It’s about time for Tina to get a boyfriend. She’s in her mid thirties, lives at home with her crabby mother, and recently killed their beloved dog Poppy (the re-enactment of whose death is one the best sight gags in years). “It was an accident,” Tina assures her mother. “So were you!” Such is the twisted British comedy that makes Ben Wheatley’s Sightseers irresistible.

Tina and Chris, the new man in her life, set out on a RV trip through the English countryside.  It’s meant to serve as equal parts sex-o-rama and inspiration for a book Chris is working on, but it takes a dark turn when, after pulling out of a parking lot, he runs over a fat slob who litters like it’s an Olympic sport.  The couple gradually morphs from dorky, starcrossed lovers to murderers of anyone who cramps their style.  Wheatley revels in their transgressions, setting their clobbering of an academic amidst ancient ruins to a rousing arrangement of “Jerusalem.”  Like God Bless America, possibly last year’s best comedy, Sightsweers seems to preach, only semi-ironically, a positive psychology built on killing wankers; the big joke, of course, is that both murderous couples in these films are as ridiculous as the people they want to exterminate.

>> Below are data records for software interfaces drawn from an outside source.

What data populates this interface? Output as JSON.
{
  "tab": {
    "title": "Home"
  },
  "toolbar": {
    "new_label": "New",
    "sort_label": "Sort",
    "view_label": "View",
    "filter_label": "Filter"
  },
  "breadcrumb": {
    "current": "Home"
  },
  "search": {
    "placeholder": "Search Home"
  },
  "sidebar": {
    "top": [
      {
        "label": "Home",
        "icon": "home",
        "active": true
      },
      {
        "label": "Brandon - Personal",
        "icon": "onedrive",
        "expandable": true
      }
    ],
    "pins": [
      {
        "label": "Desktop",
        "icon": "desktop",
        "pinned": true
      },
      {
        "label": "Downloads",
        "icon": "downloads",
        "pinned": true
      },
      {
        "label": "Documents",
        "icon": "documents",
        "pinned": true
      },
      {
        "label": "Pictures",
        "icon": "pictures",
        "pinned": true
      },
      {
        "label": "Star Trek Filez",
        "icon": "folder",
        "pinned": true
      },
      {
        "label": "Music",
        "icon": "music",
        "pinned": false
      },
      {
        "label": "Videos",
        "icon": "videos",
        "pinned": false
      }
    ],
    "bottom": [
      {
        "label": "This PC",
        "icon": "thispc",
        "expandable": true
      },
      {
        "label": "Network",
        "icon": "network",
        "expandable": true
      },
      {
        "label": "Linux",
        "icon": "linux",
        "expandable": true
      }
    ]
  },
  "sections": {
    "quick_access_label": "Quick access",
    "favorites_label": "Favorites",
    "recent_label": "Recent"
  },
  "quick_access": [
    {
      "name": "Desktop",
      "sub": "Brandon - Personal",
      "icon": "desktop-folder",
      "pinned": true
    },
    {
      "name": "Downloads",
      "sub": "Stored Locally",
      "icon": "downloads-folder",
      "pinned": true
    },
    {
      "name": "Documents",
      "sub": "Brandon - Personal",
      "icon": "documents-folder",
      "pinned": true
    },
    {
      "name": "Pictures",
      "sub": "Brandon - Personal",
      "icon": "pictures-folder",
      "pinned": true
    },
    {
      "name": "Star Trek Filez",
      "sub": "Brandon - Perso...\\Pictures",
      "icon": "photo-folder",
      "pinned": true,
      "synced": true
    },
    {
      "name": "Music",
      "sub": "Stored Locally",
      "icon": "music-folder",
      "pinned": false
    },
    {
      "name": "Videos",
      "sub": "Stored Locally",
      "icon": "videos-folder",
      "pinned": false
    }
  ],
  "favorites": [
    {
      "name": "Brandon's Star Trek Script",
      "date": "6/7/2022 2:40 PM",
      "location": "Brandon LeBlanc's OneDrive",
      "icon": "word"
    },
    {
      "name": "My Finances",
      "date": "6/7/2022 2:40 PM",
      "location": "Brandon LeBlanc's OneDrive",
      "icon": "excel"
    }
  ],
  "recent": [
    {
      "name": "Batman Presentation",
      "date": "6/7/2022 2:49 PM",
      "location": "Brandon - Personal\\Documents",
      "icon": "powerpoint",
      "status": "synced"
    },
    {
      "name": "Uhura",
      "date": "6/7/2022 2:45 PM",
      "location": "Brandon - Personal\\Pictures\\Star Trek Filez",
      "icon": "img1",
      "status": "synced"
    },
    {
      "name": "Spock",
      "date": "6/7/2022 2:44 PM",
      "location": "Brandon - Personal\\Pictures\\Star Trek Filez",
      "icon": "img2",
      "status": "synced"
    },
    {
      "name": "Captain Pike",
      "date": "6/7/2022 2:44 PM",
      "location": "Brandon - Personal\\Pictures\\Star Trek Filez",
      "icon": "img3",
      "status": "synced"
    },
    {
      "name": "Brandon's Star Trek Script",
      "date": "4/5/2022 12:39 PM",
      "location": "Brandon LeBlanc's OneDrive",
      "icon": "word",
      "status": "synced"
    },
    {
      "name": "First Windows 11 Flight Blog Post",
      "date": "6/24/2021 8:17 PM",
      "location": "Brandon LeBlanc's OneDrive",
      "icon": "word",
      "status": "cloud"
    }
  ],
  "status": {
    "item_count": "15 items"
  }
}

Pretty much the antithesis of Film Comment Selects’ opening film, the brooding, bleak Simon Killer, Michel Gondry’s latest movie is a paean to the South Bronx and its energetic youth. The We and the I begins concurrently with their summer vacation. Liberated at long last, hordes of kids rush from their public school first to the bodega across the street, where they’ve stored their cellphones in numbered brown bags, and then the bus home, which we’ll stay on board for the film’s duration. Plenty will “happen” on this ride – including embarrassments, romances, heartbreaks, and moral dilemmas – but the plot as such is of secondary interest to Gondry’s inventive anthropology of youth media culture.  The students rely completely on screens to connect to each other. Stories aren’t to be believed without YouTube evidence; flirtation needs to be both real-life and SMS-based; and, of course, a girl won’t agree just any date movie.  “Why would I see dat shit?” one asks a boy who asks her if she wants to see the new Vin Diesel vehicle. “You know I only like horra’n’comedy movies!” They dream in images. Gondry uses his signature homemade funhouse aesthetic to illustrate, in mini-DV, various characters’ fantasies, e.g. to become enough of a tycoon to do business drinks with Donald Trump.

The great joy of the film, though, is that these kids, far from wistful daydreamers, are livewires.  At a traffic jam, they promise the bus driver a slice if she lets them hop off to grab pizza.  Requesting anchovies and pineapple, she imparts some wisdom they seem to have already learned: “The Dalai Lama says you gotta be fearless in your food and your life.” Critical acclaim somehow evaded The We and the I during its bows at Toronto and the Director’s Fortnight at Cannes, but its last stop on the festival circuit, on the closing night of FCS, ought to be its most welcome.